Problem:
Repeat all the data word for word.

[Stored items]
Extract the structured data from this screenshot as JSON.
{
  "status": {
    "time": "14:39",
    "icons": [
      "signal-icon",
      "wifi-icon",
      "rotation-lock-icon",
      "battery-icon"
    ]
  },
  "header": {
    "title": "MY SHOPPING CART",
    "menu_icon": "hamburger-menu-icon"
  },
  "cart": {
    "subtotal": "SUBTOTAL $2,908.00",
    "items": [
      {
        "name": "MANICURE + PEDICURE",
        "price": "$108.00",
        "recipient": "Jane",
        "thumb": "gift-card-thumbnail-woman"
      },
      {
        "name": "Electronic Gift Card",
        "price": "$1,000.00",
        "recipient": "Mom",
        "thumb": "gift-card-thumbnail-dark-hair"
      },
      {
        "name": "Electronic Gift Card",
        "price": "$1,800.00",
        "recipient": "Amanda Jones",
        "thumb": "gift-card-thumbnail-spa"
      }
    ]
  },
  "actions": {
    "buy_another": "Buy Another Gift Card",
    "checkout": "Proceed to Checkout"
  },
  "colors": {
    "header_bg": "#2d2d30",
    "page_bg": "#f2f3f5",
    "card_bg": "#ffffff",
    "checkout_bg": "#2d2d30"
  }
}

Task response:
Extract the structured data from this screenshot as JSON.
{
  "status": {
    "time": "14:39",
    "icons": [
      "signal-icon",
      "wifi-icon",
      "rotation-lock-icon",
      "battery-icon"
    ]
  },
  "header": {
    "title": "MY SHOPPING CART",
    "menu_icon": "hamburger-menu-icon"
  },
  "cart": {
    "subtotal": "SUBTOTAL $2,908.00",
    "items": [
      {
        "name": "MANICURE + PEDICURE",
        "price": "$108.00",
        "recipient": "Jane",
        "thumb": "gift-card-thumbnail-woman"
      },
      {
        "name": "Electronic Gift Card",
        "price": "$1,000.00",
        "recipient": "Mom",
        "thumb": "gift-card-thumbnail-dark-hair"
      },
      {
        "name": "Electronic Gift Card",
        "price": "$1,800.00",
        "recipient": "Amanda Jones",
        "thumb": "gift-card-thumbnail-spa"
      }
    ]
  },
  "actions": {
    "buy_another": "Buy Another Gift Card",
    "checkout": "Proceed to Checkout"
  },
  "colors": {
    "header_bg": "#2d2d30",
    "page_bg": "#f2f3f5",
    "card_bg": "#ffffff",
    "checkout_bg": "#2d2d30"
  }
}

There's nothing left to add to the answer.